In theory, negative rates would stimulate spending. You get more spending money today vs waiting to spend it later. However, most American households are already paycheck to paycheck. The high income people who are savers are savvy enough to buy better investments than let money sit in a savings account.
All true. But I think the broader implication is that asset prices, after an initial jump, might also come down as much of this is begin driven by population decline. Within a couple decades it will be declining in the developing world as well. Doesn’t bode well for real estate long term. Equities might be safer as there is potential for gains in efficiency and productivity.
US population will not decline in 20 years.
438 million in 2050
He’s talking government bonds not mortgages, but it would drive mortgage rates lower. I’m sticking with they’ll hit 1-2%.
If an aging population is driving this, as Greenspan says, than real estate won’t fare all that well even in a low or negative rate environment.

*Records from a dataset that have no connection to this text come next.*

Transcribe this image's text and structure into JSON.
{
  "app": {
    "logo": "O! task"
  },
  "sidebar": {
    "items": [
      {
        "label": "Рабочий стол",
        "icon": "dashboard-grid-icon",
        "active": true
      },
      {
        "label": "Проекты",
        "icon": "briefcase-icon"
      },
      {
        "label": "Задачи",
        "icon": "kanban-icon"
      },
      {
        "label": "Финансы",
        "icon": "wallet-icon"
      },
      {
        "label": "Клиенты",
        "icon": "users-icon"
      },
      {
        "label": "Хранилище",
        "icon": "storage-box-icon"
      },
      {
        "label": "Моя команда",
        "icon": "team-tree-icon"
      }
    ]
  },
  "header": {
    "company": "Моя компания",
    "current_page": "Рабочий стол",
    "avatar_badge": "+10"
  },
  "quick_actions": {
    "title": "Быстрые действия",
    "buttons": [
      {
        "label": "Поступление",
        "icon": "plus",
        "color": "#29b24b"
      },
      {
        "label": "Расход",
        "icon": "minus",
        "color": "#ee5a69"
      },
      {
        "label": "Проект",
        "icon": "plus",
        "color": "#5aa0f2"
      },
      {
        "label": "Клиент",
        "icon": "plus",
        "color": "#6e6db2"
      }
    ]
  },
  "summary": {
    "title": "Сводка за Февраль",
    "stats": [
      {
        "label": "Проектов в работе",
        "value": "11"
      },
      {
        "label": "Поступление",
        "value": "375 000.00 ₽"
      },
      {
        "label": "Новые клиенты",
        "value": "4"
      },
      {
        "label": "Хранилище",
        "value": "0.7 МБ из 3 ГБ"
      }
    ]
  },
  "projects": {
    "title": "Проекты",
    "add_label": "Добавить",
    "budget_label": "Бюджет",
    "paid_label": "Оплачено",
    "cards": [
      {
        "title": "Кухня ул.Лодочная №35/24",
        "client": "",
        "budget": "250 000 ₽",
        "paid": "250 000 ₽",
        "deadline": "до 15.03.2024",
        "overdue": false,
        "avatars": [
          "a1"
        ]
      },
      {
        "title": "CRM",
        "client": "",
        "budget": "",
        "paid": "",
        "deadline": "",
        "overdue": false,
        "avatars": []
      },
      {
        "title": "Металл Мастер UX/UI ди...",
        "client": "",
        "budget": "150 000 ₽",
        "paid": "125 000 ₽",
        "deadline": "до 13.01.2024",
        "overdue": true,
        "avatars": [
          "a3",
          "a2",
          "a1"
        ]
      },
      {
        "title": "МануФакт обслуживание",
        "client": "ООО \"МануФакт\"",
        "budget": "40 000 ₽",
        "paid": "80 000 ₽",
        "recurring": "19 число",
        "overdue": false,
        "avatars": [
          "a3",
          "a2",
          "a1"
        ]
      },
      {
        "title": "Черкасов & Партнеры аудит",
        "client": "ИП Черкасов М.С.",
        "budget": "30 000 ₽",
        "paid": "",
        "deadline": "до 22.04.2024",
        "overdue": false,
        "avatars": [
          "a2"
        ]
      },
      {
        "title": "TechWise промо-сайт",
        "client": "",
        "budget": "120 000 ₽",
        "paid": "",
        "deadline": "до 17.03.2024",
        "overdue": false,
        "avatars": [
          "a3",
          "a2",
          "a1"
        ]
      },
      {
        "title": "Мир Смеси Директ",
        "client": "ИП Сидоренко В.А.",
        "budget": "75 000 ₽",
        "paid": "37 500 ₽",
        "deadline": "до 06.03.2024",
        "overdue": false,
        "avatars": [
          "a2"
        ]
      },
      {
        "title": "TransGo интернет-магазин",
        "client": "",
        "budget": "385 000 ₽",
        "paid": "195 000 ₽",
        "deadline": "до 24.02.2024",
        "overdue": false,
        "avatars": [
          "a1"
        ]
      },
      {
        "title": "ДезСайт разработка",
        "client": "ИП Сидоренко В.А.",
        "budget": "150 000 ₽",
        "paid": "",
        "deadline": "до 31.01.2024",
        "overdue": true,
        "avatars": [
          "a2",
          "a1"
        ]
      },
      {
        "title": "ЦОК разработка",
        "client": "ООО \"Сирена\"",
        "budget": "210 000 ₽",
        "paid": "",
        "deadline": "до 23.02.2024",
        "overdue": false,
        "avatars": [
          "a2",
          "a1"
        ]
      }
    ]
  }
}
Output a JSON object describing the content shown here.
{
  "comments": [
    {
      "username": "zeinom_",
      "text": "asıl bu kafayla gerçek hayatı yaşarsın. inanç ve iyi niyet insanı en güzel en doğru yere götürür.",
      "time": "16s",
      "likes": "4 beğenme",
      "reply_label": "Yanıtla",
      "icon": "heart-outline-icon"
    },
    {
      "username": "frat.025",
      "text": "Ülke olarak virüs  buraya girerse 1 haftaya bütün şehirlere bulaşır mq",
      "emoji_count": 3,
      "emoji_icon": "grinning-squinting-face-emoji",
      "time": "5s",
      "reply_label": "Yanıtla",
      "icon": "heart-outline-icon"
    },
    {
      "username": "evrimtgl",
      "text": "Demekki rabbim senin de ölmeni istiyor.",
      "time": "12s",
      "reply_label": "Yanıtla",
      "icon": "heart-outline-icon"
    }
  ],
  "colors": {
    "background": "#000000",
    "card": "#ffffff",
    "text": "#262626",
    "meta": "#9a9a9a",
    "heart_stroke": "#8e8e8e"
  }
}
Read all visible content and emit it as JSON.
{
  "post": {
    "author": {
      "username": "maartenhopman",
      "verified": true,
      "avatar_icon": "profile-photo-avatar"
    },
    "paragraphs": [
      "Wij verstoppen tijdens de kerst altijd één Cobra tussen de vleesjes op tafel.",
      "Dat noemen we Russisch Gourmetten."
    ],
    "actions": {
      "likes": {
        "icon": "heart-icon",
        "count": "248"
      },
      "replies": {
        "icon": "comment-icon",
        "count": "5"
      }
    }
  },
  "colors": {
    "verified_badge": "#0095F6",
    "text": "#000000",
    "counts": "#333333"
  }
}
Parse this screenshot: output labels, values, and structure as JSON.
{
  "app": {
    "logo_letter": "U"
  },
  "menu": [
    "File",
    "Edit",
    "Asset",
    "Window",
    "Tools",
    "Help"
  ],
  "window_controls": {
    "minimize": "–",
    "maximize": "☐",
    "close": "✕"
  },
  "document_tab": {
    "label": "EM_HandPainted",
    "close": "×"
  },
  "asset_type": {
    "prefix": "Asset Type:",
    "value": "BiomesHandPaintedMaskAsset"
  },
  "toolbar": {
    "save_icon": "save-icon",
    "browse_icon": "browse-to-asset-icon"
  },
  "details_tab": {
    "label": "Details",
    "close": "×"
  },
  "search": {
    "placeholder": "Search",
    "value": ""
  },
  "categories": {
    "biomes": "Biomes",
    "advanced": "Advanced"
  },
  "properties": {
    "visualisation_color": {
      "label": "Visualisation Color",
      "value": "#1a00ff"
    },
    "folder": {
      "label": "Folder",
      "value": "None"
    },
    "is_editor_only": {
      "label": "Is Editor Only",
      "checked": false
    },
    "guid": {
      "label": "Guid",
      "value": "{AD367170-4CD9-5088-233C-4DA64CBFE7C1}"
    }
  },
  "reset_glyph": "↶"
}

Per @marcus335, IIRC current population projections are for the US to hit about 450M by end of this century. That will increase population by about 30% and my guess is that it will be concentrated in urban environments as all trend lines are pointing to continued rural to urban migration across the world
It shouldn’t take long, may see negative US bond yield within 5 years.
Maybe, maybe not. Hard to extrapolate from past trends. I have more confidence in the rural to urban thing. As the population declines people will congregate in fewer areas.